Date: Mon, 14 Oct 2002 19:37:37 -0400
Subject: DPS Mailing #02-35: Meeting, DSN, Jobs...

Greetings DPS colleagues -

       |1) MARS ODYSSEY RELEASES FIRST DATA                      |
       |2) MEETING ANNOUNCEMENT                                  |
       |4) JOB ANNOUNCEMENTS                                     |



NASA has released the first set of data taken by the Mars Odyssey
spacecraft to the Planetary Data System, which will now make the
information available to research scientists through a new online
distribution and access system.

For more information, see



Preliminary Announcement 
International Workshop on Planetary Probe Entry and Descent 
Trajectory Analysis and Science
6 - 9 October 2003
Lisbon, Portugal

Overview: The purpose of this workshop is to bring together the
community of planetary scientists, spacecraft engineers, and mission
designers and planners whose expertise, experience, and interests are
in the area of entry probe trajectory and attitude determination, and
the aerodynamics and measurement of the aerodynamical
(aerothermodynamical) properties of planetary entry vehicles. The
workshop will comprise presentations, posters, and discussions on the
use of entry probe accelerometry and other techniques to reconstruct
the entry and descent trajectory of entry probes. Issues to be
addressed include methods, technologies, and algorithms currently
employed, techniques and results from the rich history of entry probe
science such as PAET, Venera/Vega, Pioneer Venus, Viking, Galileo, and
Mars Pathfinder, upcoming missions such as Huygens, Netlander, and
Beagle 2, and new and novel instrumentation and methodologies.

For more information see:


NASA Deep Space Network Call for Observing Proposals

The NASA Office of Space Science Solar System Exploration Division
announces a Call for Science Proposals from Guest Observers who wish to
use the various radio-telescope antennas of NASA's Deep Space Network
(DSN) for radio astronomy (radiometry, spectroscopy, and VLBI), solar
system radar astronomy, and spacecraft-based radio science.

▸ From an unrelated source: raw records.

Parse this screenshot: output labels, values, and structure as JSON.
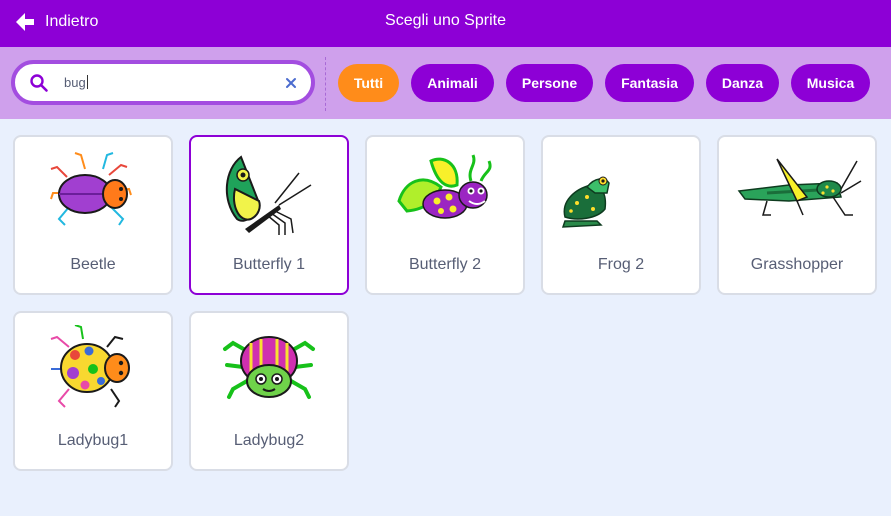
{
  "header": {
    "back_label": "Indietro",
    "title": "Scegli uno Sprite"
  },
  "search": {
    "value": "bug"
  },
  "tags": [
    {
      "label": "Tutti",
      "active": true
    },
    {
      "label": "Animali"
    },
    {
      "label": "Persone"
    },
    {
      "label": "Fantasia"
    },
    {
      "label": "Danza"
    },
    {
      "label": "Musica"
    }
  ],
  "sprites": [
    {
      "name": "Beetle",
      "icon": "beetle-icon"
    },
    {
      "name": "Butterfly 1",
      "icon": "butterfly-icon",
      "selected": true
    },
    {
      "name": "Butterfly 2",
      "icon": "butterfly-icon"
    },
    {
      "name": "Frog 2",
      "icon": "frog-icon"
    },
    {
      "name": "Grasshopper",
      "icon": "grasshopper-icon"
    },
    {
      "name": "Ladybug1",
      "icon": "ladybug-icon"
    },
    {
      "name": "Ladybug2",
      "icon": "ladybug-icon"
    }
  ],
  "colors": {
    "header": "#8d00d6",
    "filter_bar": "#cfa0ec",
    "active_tag": "#ff8c1a",
    "background": "#e9f0fd"
  }
}
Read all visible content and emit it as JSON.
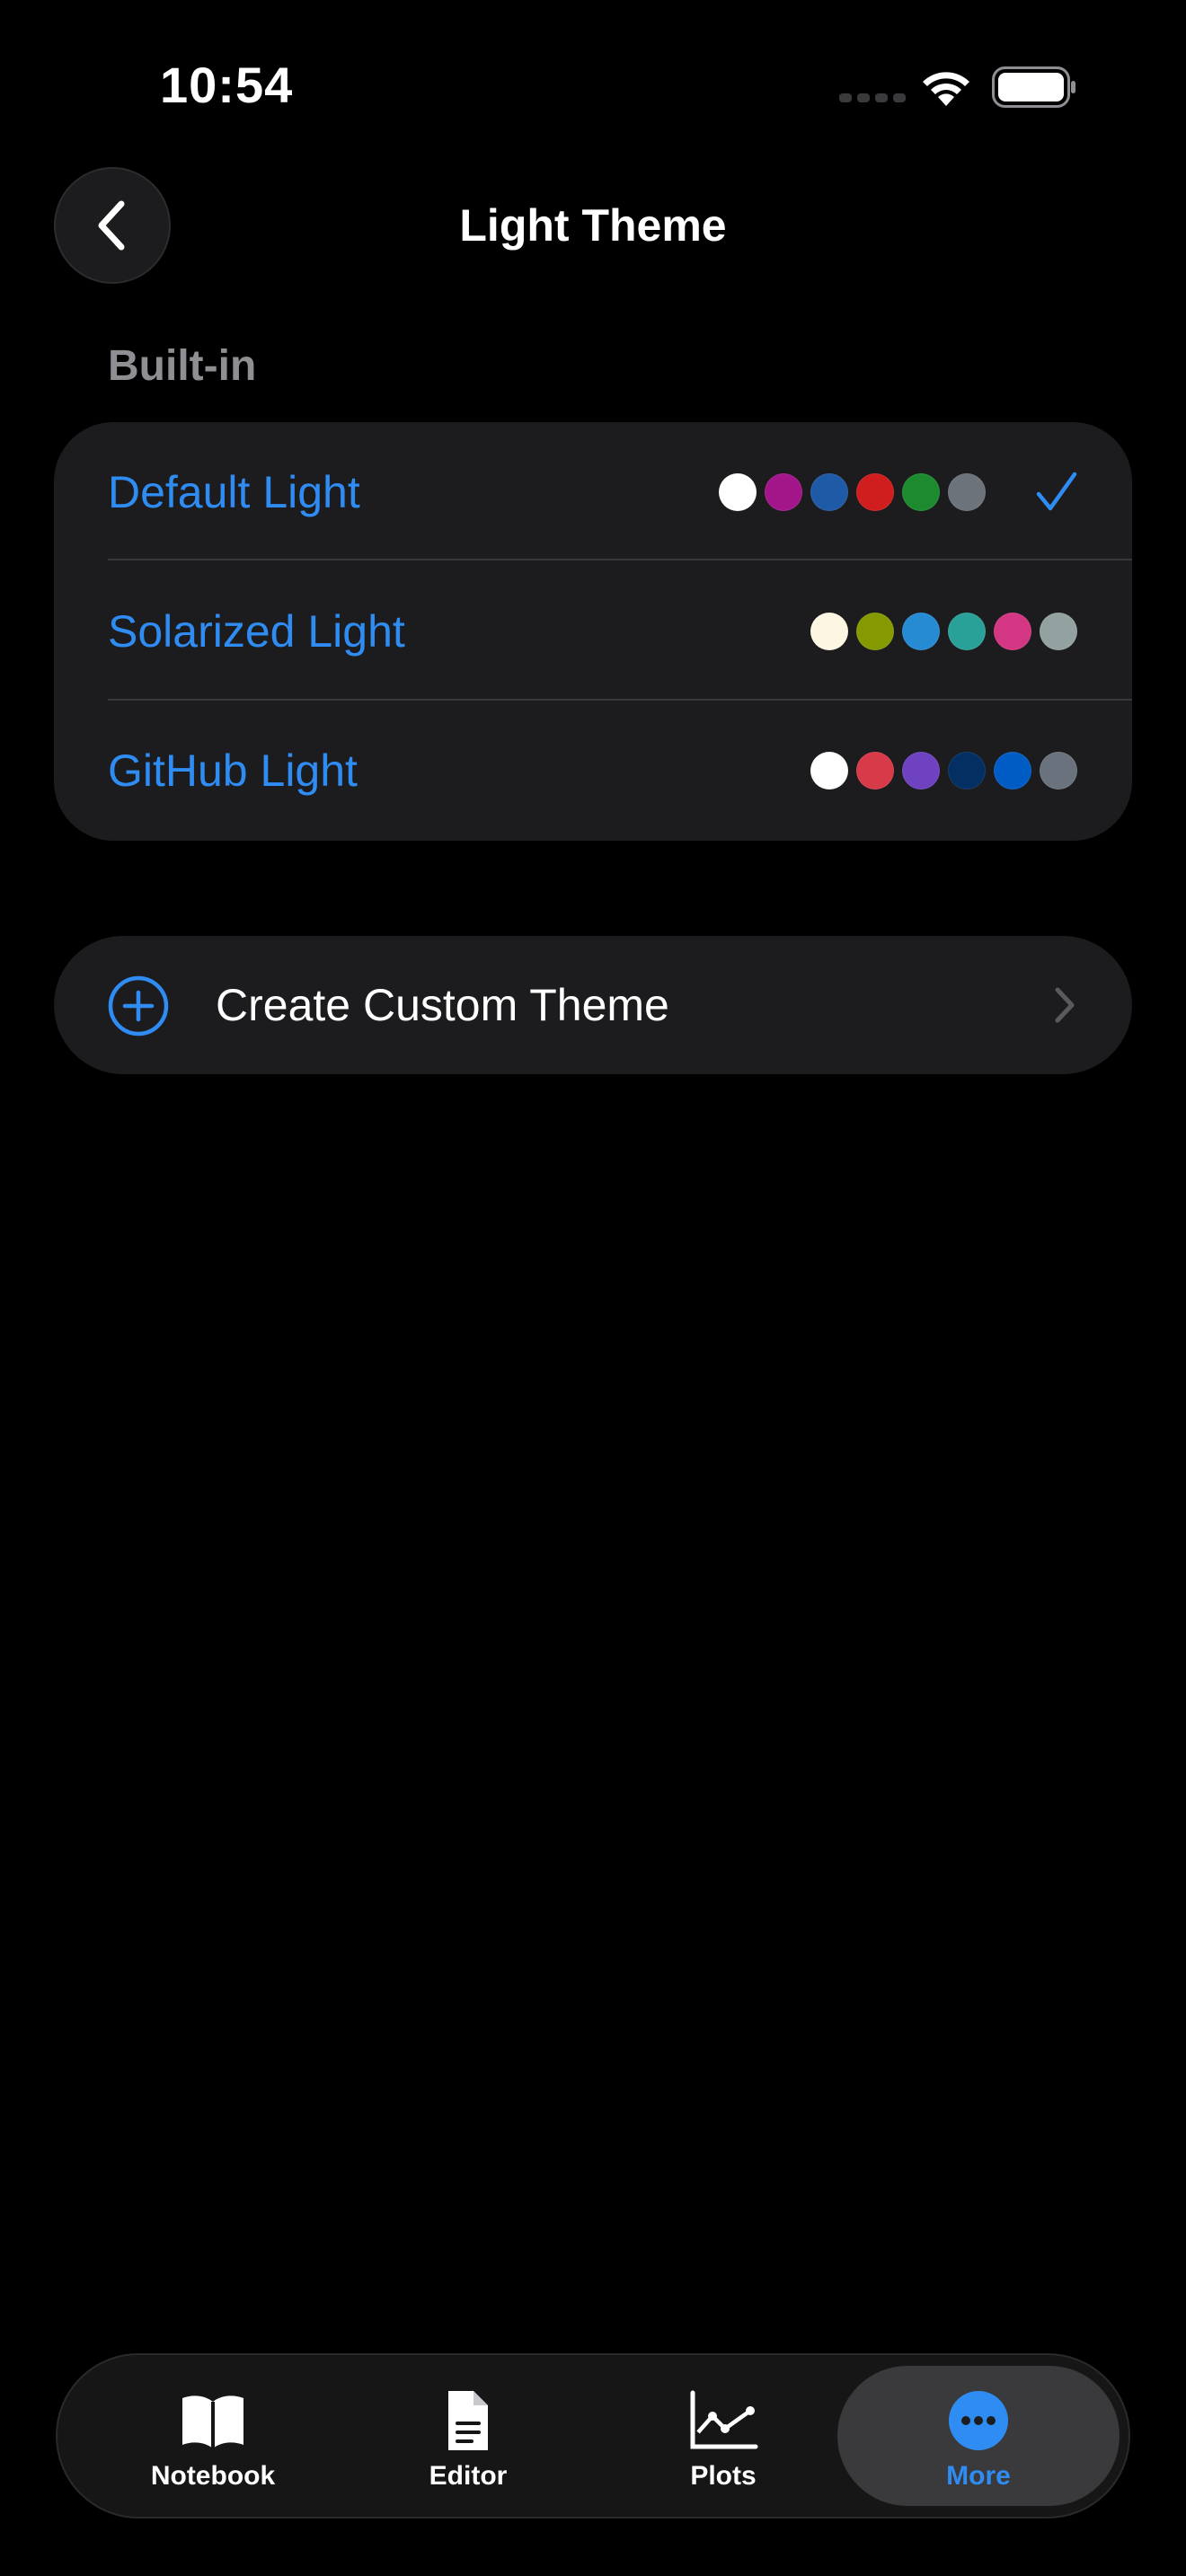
{
  "status_bar": {
    "time": "10:54"
  },
  "nav": {
    "back_icon": "chevron-left-icon",
    "title": "Light Theme"
  },
  "sections": {
    "builtin_header": "Built-in"
  },
  "themes": [
    {
      "label": "Default Light",
      "selected": true,
      "swatches": [
        "#ffffff",
        "#a3168a",
        "#1f5aa6",
        "#d01d1d",
        "#1e8a2f",
        "#6d737b"
      ]
    },
    {
      "label": "Solarized Light",
      "selected": false,
      "swatches": [
        "#fdf6e3",
        "#859900",
        "#268bd2",
        "#2aa198",
        "#d33682",
        "#93a1a1"
      ]
    },
    {
      "label": "GitHub Light",
      "selected": false,
      "swatches": [
        "#ffffff",
        "#d73a49",
        "#6f42c1",
        "#032f62",
        "#005cc5",
        "#6a737d"
      ]
    }
  ],
  "create_custom": {
    "label": "Create Custom Theme",
    "icon": "plus-circle-icon"
  },
  "tab_bar": {
    "tabs": [
      {
        "label": "Notebook",
        "icon": "book-icon",
        "active": false
      },
      {
        "label": "Editor",
        "icon": "document-icon",
        "active": false
      },
      {
        "label": "Plots",
        "icon": "chart-icon",
        "active": false
      },
      {
        "label": "More",
        "icon": "ellipsis-circle-icon",
        "active": true
      }
    ]
  },
  "colors": {
    "accent": "#2f8cf3",
    "background": "#000000",
    "card": "#1c1c1e",
    "secondary_text": "#8e8e93"
  }
}
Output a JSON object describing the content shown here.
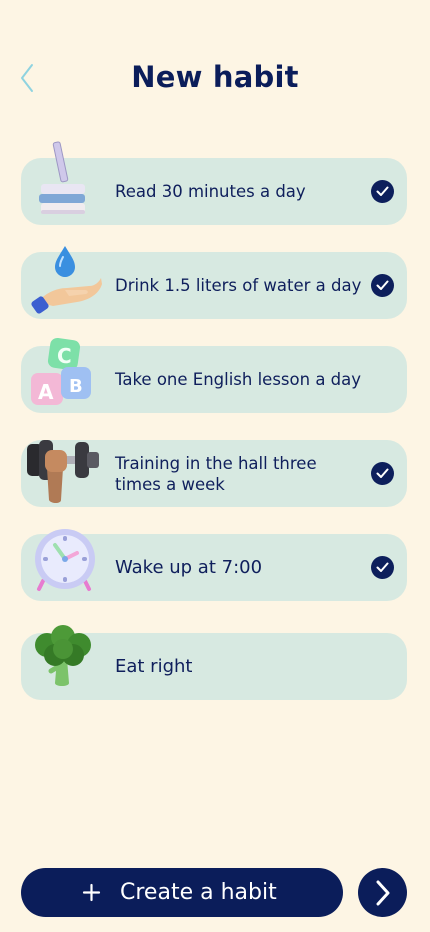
{
  "header": {
    "title": "New habit",
    "back_icon": "chevron-left-icon"
  },
  "habits": [
    {
      "label": "Read 30 minutes a day",
      "checked": true,
      "icon": "books-icon"
    },
    {
      "label": "Drink 1.5 liters of water a day",
      "checked": true,
      "icon": "water-hand-icon"
    },
    {
      "label": "Take one English lesson a day",
      "checked": false,
      "icon": "abc-blocks-icon"
    },
    {
      "label": "Training in the hall three times a week",
      "checked": true,
      "icon": "dumbbell-icon"
    },
    {
      "label": "Wake up at 7:00",
      "checked": true,
      "icon": "alarm-clock-icon"
    },
    {
      "label": "Eat right",
      "checked": false,
      "icon": "broccoli-icon"
    }
  ],
  "footer": {
    "create_label": "Create a habit",
    "create_icon": "plus-icon",
    "next_icon": "chevron-right-icon"
  },
  "colors": {
    "background": "#fdf5e4",
    "card": "#d7e9e1",
    "primary": "#0b1d5a",
    "back_arrow": "#8fd3e0"
  }
}
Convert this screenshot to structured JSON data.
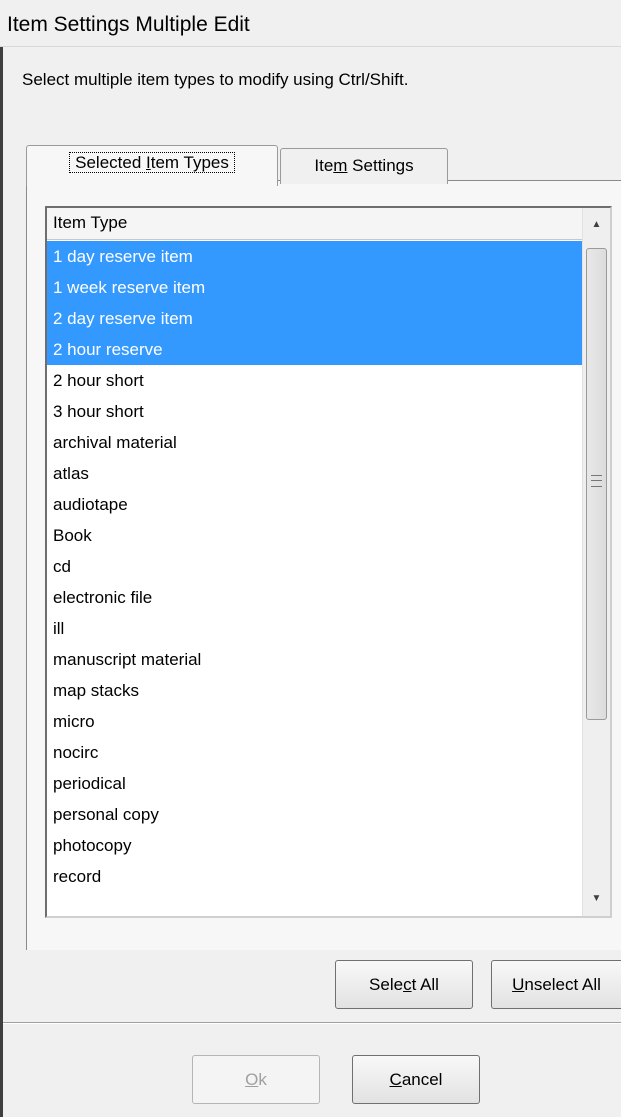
{
  "window": {
    "title": "Item Settings Multiple Edit"
  },
  "instruction": "Select multiple item types to modify using Ctrl/Shift.",
  "tabs": [
    {
      "pre": "Selected ",
      "accel": "I",
      "post": "tem Types",
      "active": true
    },
    {
      "pre": "Ite",
      "accel": "m",
      "post": " Settings",
      "active": false
    }
  ],
  "list": {
    "column_header": "Item Type",
    "items": [
      {
        "label": "1 day reserve item",
        "selected": true
      },
      {
        "label": "1 week reserve item",
        "selected": true
      },
      {
        "label": "2 day reserve item",
        "selected": true
      },
      {
        "label": "2 hour reserve",
        "selected": true
      },
      {
        "label": "2 hour short",
        "selected": false
      },
      {
        "label": "3 hour short",
        "selected": false
      },
      {
        "label": "archival material",
        "selected": false
      },
      {
        "label": "atlas",
        "selected": false
      },
      {
        "label": "audiotape",
        "selected": false
      },
      {
        "label": "Book",
        "selected": false
      },
      {
        "label": "cd",
        "selected": false
      },
      {
        "label": "electronic file",
        "selected": false
      },
      {
        "label": "ill",
        "selected": false
      },
      {
        "label": "manuscript material",
        "selected": false
      },
      {
        "label": "map stacks",
        "selected": false
      },
      {
        "label": "micro",
        "selected": false
      },
      {
        "label": "nocirc",
        "selected": false
      },
      {
        "label": "periodical",
        "selected": false
      },
      {
        "label": "personal copy",
        "selected": false
      },
      {
        "label": "photocopy",
        "selected": false
      },
      {
        "label": "record",
        "selected": false
      }
    ]
  },
  "buttons": {
    "select_all": {
      "pre": "Sele",
      "accel": "c",
      "post": "t All"
    },
    "unselect_all": {
      "pre": "",
      "accel": "U",
      "post": "nselect All"
    },
    "ok": {
      "pre": "",
      "accel": "O",
      "post": "k",
      "enabled": false
    },
    "cancel": {
      "pre": "",
      "accel": "C",
      "post": "ancel"
    }
  },
  "colors": {
    "selection": "#3399ff",
    "dialog_bg": "#f0f0f0"
  }
}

The Deep Space Network (DSN), operated by NASA for spacecraft
telecommunications and navigation, is also used as an instrument for
scientific research on a time-available basis. The high power
transmitters and sensitive receiving systems on the large aperture DSN
antennas are effective instruments for scientific investigations in
radio astronomy and solar system radar. The high sensitivity and global
distribution of the DSN complexes make the three 70-m antennas
particularly valuable components for international experiments using
Very Long Baseline Interferometery (VLBI). The 70-m antenna near
Canberra, Australia is the most sensitive radio telescope in the 18-26
GHz range in the southern hemisphere. The R&D environment is also well
suited for investigators to conduct long-term projects using equipment
they provide. Investigators are welcome to submit observing proposals
for any of the three research disciplines. Radio astronomy proposals
will be reviewed as part of the NRAO proposal review process.  Solar
system radar astronomy proposals will be reviewed as part of the
Arecibo proposal review process.

NASA is being assisted by JPL in the administrative and logistical work
needed to support these ground-based observing proposals.  Interested
Guest Investigators will find information regarding proposal submission
and technical support at the DSN Science website: Investigators may also contact Dr.
Michael Klein, Manager of the DSN Science Office at JPL by phone (818)
354-7132 or by e-mail to for additional

Observing time at the DSN is provided as a support service to the
astronomical and radiometric sciences community by the National
Aeronautics and Space Administration on a time-available basis.
Proposers should realize that the DSN is NOT a national observatory and
are therefore encouraged to find an observing partner at JPL with
experience using DSN facilities and instruments.



Visiting teaching professor, research professor, and two post-docs 
(one in theory and one in observational astronomy) are available at 
the University of Notre Dame. Tenure track positions might also be
available in the coming year. Contact Terrence W. Rettig at for further information.

See also AAS Job Register:


                               Melissa McGrath, DPS Secretary-Treasurer
                                      submissions to: